■ **EXERCISE DESCRIPTION**
Every line from the one with "Read all visible content and emit it as JSON." through the final line of the entries below should be returned exactly; leave out all other lines.

_____

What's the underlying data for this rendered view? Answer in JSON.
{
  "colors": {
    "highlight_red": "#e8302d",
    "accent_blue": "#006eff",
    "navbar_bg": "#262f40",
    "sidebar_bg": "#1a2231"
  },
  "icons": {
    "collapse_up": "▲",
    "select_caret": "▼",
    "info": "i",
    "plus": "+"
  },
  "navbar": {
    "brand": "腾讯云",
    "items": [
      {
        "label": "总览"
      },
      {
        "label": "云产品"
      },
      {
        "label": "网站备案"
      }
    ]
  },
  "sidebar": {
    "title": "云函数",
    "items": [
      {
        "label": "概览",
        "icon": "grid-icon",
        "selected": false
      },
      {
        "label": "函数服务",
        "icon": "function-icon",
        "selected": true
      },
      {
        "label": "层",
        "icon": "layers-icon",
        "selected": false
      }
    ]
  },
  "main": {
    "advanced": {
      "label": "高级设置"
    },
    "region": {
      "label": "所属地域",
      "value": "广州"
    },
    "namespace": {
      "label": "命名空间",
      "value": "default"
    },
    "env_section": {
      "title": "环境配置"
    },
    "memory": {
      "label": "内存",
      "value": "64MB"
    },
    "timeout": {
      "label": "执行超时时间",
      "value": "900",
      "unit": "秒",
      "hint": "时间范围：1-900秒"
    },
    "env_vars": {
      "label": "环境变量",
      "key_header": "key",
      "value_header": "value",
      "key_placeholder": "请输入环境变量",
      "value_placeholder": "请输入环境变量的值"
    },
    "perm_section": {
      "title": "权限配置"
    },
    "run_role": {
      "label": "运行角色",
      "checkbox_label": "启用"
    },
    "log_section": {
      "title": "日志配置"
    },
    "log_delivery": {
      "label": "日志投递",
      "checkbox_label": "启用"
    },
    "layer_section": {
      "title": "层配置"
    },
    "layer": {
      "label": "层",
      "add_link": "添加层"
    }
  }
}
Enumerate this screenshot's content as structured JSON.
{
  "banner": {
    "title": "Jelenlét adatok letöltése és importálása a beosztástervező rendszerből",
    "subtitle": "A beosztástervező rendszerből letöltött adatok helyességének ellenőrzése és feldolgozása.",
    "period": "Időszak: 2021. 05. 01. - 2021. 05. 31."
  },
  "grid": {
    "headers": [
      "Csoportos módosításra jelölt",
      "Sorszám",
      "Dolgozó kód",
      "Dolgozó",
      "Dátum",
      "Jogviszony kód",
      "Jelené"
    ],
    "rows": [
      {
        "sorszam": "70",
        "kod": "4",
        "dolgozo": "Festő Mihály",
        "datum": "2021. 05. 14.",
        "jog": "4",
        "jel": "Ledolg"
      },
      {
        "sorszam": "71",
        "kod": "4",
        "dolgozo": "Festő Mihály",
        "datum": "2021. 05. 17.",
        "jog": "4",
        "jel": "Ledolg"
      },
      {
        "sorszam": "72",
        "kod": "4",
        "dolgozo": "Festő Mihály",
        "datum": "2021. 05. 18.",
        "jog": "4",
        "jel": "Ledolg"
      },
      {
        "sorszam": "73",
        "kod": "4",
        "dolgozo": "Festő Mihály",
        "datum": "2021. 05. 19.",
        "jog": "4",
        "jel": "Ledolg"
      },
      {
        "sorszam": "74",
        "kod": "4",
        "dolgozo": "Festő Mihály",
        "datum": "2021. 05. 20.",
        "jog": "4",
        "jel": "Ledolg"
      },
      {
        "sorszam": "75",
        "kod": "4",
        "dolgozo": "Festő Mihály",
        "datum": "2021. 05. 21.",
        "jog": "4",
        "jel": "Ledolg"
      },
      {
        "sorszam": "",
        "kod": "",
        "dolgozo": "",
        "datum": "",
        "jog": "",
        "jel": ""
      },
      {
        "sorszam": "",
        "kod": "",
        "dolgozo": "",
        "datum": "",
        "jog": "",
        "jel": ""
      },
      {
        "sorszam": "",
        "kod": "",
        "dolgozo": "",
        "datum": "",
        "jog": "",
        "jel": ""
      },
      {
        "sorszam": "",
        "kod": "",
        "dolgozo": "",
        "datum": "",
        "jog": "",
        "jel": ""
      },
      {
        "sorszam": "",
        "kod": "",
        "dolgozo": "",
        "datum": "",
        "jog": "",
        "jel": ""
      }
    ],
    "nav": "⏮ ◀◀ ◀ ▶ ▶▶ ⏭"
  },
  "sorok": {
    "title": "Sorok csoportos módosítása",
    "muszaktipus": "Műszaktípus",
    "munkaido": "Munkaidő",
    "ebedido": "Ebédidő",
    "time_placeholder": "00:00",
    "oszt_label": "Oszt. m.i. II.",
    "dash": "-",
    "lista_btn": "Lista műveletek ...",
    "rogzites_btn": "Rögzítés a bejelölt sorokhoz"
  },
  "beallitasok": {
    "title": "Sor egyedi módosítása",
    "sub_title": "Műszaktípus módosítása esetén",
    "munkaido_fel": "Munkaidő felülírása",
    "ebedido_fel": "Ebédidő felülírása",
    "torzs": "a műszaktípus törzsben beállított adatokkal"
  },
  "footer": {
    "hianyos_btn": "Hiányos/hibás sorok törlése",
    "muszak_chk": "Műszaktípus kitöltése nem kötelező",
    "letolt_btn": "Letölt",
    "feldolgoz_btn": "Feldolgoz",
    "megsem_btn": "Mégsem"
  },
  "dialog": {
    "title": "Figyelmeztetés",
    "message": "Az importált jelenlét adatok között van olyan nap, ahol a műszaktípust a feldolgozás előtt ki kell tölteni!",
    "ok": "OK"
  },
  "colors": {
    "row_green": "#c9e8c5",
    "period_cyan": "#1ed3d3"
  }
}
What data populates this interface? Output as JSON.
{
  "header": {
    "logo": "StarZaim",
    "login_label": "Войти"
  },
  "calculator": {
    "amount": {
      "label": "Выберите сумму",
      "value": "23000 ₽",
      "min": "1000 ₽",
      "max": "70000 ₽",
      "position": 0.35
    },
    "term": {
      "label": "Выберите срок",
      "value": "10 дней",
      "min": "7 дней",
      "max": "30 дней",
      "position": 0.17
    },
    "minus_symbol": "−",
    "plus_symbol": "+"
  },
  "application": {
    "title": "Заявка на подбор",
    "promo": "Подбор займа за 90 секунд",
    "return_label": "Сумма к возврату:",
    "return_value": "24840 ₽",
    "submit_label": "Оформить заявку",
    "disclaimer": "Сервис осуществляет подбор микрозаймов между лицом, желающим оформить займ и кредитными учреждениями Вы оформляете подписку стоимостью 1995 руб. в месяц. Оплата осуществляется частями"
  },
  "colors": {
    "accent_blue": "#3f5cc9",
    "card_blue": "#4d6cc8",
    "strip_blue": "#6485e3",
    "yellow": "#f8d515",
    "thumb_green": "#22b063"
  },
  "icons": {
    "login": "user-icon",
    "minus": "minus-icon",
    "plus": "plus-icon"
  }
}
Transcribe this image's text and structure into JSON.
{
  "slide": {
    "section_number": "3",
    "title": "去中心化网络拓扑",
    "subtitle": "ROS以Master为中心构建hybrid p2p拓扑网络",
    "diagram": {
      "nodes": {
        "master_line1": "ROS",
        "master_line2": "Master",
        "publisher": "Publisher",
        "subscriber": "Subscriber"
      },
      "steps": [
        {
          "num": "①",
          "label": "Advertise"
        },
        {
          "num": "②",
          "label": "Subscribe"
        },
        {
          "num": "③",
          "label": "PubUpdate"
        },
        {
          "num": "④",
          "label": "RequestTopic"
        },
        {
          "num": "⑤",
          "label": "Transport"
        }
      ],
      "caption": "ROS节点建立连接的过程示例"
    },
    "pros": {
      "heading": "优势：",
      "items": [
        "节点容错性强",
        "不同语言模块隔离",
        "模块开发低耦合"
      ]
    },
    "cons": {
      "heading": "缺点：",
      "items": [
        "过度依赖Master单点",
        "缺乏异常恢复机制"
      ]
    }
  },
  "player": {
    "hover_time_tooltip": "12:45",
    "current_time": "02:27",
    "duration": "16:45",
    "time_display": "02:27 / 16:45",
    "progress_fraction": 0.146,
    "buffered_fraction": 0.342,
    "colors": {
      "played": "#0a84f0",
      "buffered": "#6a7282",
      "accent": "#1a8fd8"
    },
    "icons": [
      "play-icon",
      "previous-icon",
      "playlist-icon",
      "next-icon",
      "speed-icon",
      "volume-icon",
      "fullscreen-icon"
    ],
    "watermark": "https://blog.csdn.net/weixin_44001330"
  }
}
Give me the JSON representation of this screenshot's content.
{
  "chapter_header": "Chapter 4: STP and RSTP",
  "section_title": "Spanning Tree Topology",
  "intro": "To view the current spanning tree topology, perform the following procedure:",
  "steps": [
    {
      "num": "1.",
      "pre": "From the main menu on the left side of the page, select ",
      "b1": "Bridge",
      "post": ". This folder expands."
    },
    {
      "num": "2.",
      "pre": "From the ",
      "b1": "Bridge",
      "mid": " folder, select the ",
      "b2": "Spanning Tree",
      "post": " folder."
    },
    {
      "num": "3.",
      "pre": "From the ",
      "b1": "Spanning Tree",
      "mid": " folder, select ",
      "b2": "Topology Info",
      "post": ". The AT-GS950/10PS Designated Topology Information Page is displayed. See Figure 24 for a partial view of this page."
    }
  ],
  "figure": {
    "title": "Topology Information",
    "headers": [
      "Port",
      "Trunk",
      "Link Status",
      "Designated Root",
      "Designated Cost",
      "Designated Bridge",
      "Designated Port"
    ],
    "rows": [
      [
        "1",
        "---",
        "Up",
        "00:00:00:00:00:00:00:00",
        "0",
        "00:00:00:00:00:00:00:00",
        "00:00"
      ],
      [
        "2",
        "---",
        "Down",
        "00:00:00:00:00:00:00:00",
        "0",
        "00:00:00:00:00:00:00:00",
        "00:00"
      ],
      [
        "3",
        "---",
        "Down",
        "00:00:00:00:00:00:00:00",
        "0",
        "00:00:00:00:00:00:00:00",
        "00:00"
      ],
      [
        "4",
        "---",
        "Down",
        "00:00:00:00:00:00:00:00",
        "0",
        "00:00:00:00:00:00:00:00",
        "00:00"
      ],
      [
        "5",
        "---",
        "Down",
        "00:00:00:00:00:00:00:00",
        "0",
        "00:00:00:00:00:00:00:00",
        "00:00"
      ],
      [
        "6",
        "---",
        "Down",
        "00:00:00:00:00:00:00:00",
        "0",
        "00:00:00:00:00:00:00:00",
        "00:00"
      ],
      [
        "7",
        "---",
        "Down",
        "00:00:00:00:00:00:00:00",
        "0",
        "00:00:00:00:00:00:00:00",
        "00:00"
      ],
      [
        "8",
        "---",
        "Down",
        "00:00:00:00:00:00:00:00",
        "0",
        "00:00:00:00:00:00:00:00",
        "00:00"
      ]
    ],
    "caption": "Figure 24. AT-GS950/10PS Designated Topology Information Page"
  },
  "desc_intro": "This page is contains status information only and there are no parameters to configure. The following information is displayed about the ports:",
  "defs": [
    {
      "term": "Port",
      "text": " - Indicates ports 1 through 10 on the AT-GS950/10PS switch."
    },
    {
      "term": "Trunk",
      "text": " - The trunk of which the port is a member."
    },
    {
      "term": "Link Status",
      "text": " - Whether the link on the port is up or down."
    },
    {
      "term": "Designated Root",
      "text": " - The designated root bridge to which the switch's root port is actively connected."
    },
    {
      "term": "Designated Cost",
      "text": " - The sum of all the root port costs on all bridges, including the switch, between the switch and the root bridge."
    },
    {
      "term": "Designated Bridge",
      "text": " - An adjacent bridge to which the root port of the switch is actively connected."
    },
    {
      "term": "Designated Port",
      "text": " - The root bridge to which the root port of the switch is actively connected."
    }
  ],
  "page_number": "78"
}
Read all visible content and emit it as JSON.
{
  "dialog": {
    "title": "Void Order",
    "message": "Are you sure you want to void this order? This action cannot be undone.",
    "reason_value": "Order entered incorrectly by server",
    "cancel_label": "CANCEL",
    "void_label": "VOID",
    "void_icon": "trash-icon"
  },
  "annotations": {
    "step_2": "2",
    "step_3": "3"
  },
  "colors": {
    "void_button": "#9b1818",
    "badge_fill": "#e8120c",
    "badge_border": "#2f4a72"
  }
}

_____

■ **TASK RESULT**
Read all visible content and emit it as JSON.
{
  "dialog": {
    "title": "Void Order",
    "message": "Are you sure you want to void this order? This action cannot be undone.",
    "reason_value": "Order entered incorrectly by server",
    "cancel_label": "CANCEL",
    "void_label": "VOID",
    "void_icon": "trash-icon"
  },
  "annotations": {
    "step_2": "2",
    "step_3": "3"
  },
  "colors": {
    "void_button": "#9b1818",
    "badge_fill": "#e8120c",
    "badge_border": "#2f4a72"
  }
}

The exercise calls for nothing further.